- Data section
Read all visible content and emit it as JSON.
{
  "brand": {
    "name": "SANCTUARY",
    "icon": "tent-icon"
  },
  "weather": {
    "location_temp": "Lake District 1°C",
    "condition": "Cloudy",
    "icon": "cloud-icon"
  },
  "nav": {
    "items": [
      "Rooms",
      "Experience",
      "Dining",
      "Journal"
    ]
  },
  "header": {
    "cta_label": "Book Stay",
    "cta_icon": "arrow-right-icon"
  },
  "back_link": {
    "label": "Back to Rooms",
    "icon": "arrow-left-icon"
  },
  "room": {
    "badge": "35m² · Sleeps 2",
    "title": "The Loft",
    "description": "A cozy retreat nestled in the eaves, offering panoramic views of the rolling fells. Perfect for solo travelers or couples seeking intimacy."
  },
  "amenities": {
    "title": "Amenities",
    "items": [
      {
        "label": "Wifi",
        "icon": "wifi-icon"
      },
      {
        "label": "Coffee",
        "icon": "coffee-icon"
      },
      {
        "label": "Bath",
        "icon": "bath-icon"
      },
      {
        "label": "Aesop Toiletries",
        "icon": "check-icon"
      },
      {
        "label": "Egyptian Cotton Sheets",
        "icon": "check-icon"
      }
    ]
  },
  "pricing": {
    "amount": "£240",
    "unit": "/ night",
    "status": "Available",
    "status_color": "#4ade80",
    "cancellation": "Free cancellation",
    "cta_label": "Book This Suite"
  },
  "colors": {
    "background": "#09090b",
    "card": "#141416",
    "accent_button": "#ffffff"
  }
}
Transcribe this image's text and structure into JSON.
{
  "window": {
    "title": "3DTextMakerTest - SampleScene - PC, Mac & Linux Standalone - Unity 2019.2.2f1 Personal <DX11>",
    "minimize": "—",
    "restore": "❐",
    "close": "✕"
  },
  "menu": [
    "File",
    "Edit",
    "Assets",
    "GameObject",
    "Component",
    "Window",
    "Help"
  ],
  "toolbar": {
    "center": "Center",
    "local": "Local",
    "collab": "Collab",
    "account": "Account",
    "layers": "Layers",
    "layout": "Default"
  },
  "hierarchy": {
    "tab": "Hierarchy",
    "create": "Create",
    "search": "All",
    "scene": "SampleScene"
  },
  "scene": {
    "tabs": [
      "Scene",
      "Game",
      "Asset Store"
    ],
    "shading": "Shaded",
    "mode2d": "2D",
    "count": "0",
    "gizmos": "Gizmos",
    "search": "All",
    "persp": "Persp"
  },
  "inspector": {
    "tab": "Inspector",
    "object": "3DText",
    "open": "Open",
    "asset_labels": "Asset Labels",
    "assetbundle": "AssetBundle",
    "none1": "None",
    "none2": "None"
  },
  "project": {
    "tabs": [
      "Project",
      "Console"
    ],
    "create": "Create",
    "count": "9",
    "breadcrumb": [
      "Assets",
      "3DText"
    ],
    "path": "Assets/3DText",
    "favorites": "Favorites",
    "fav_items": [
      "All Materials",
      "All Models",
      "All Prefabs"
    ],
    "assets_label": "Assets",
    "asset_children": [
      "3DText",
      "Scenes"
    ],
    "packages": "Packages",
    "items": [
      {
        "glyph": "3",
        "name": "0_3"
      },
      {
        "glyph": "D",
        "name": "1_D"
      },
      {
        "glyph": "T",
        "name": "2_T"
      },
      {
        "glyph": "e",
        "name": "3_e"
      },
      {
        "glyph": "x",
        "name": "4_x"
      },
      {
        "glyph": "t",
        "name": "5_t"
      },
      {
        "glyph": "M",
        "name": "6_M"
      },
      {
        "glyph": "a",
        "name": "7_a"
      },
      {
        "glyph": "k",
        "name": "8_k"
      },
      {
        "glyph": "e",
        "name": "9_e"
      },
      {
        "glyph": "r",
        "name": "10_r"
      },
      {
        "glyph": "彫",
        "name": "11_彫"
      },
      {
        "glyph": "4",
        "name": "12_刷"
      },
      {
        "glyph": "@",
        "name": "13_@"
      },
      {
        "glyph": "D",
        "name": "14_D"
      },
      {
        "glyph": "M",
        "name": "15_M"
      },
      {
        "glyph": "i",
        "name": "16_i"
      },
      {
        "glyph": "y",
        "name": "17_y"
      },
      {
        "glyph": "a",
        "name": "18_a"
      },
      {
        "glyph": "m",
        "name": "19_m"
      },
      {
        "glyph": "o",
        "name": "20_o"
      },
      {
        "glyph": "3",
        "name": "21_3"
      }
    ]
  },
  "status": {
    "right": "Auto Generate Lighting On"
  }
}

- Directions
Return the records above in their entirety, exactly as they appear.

- Answer to this exercise
Read all visible content and emit it as JSON.
{
  "brand": {
    "name": "SANCTUARY",
    "icon": "tent-icon"
  },
  "weather": {
    "location_temp": "Lake District 1°C",
    "condition": "Cloudy",
    "icon": "cloud-icon"
  },
  "nav": {
    "items": [
      "Rooms",
      "Experience",
      "Dining",
      "Journal"
    ]
  },
  "header": {
    "cta_label": "Book Stay",
    "cta_icon": "arrow-right-icon"
  },
  "back_link": {
    "label": "Back to Rooms",
    "icon": "arrow-left-icon"
  },
  "room": {
    "badge": "35m² · Sleeps 2",
    "title": "The Loft",
    "description": "A cozy retreat nestled in the eaves, offering panoramic views of the rolling fells. Perfect for solo travelers or couples seeking intimacy."
  },
  "amenities": {
    "title": "Amenities",
    "items": [
      {
        "label": "Wifi",
        "icon": "wifi-icon"
      },
      {
        "label": "Coffee",
        "icon": "coffee-icon"
      },
      {
        "label": "Bath",
        "icon": "bath-icon"
      },
      {
        "label": "Aesop Toiletries",
        "icon": "check-icon"
      },
      {
        "label": "Egyptian Cotton Sheets",
        "icon": "check-icon"
      }
    ]
  },
  "pricing": {
    "amount": "£240",
    "unit": "/ night",
    "status": "Available",
    "status_color": "#4ade80",
    "cancellation": "Free cancellation",
    "cta_label": "Book This Suite"
  },
  "colors": {
    "background": "#09090b",
    "card": "#141416",
    "accent_button": "#ffffff"
  }
}
Transcribe this image's text and structure into JSON.
{
  "window": {
    "title": "3DTextMakerTest - SampleScene - PC, Mac & Linux Standalone - Unity 2019.2.2f1 Personal <DX11>",
    "minimize": "—",
    "restore": "❐",
    "close": "✕"
  },
  "menu": [
    "File",
    "Edit",
    "Assets",
    "GameObject",
    "Component",
    "Window",
    "Help"
  ],
  "toolbar": {
    "center": "Center",
    "local": "Local",
    "collab": "Collab",
    "account": "Account",
    "layers": "Layers",
    "layout": "Default"
  },
  "hierarchy": {
    "tab": "Hierarchy",
    "create": "Create",
    "search": "All",
    "scene": "SampleScene"
  },
  "scene": {
    "tabs": [
      "Scene",
      "Game",
      "Asset Store"
    ],
    "shading": "Shaded",
    "mode2d": "2D",
    "count": "0",
    "gizmos": "Gizmos",
    "search": "All",
    "persp": "Persp"
  },
  "inspector": {
    "tab": "Inspector",
    "object": "3DText",
    "open": "Open",
    "asset_labels": "Asset Labels",
    "assetbundle": "AssetBundle",
    "none1": "None",
    "none2": "None"
  },
  "project": {
    "tabs": [
      "Project",
      "Console"
    ],
    "create": "Create",
    "count": "9",
    "breadcrumb": [
      "Assets",
      "3DText"
    ],
    "path": "Assets/3DText",
    "favorites": "Favorites",
    "fav_items": [
      "All Materials",
      "All Models",
      "All Prefabs"
    ],
    "assets_label": "Assets",
    "asset_children": [
      "3DText",
      "Scenes"
    ],
    "packages": "Packages",
    "items": [
      {
        "glyph": "3",
        "name": "0_3"
      },
      {
        "glyph": "D",
        "name": "1_D"
      },
      {
        "glyph": "T",
        "name": "2_T"
      },
      {
        "glyph": "e",
        "name": "3_e"
      },
      {
        "glyph": "x",
        "name": "4_x"
      },
      {
        "glyph": "t",
        "name": "5_t"
      },
      {
        "glyph": "M",
        "name": "6_M"
      },
      {
        "glyph": "a",
        "name": "7_a"
      },
      {
        "glyph": "k",
        "name": "8_k"
      },
      {
        "glyph": "e",
        "name": "9_e"
      },
      {
        "glyph": "r",
        "name": "10_r"
      },
      {
        "glyph": "彫",
        "name": "11_彫"
      },
      {
        "glyph": "4",
        "name": "12_刷"
      },
      {
        "glyph": "@",
        "name": "13_@"
      },
      {
        "glyph": "D",
        "name": "14_D"
      },
      {
        "glyph": "M",
        "name": "15_M"
      },
      {
        "glyph": "i",
        "name": "16_i"
      },
      {
        "glyph": "y",
        "name": "17_y"
      },
      {
        "glyph": "a",
        "name": "18_a"
      },
      {
        "glyph": "m",
        "name": "19_m"
      },
      {
        "glyph": "o",
        "name": "20_o"
      },
      {
        "glyph": "3",
        "name": "21_3"
      }
    ]
  },
  "status": {
    "right": "Auto Generate Lighting On"
  }
}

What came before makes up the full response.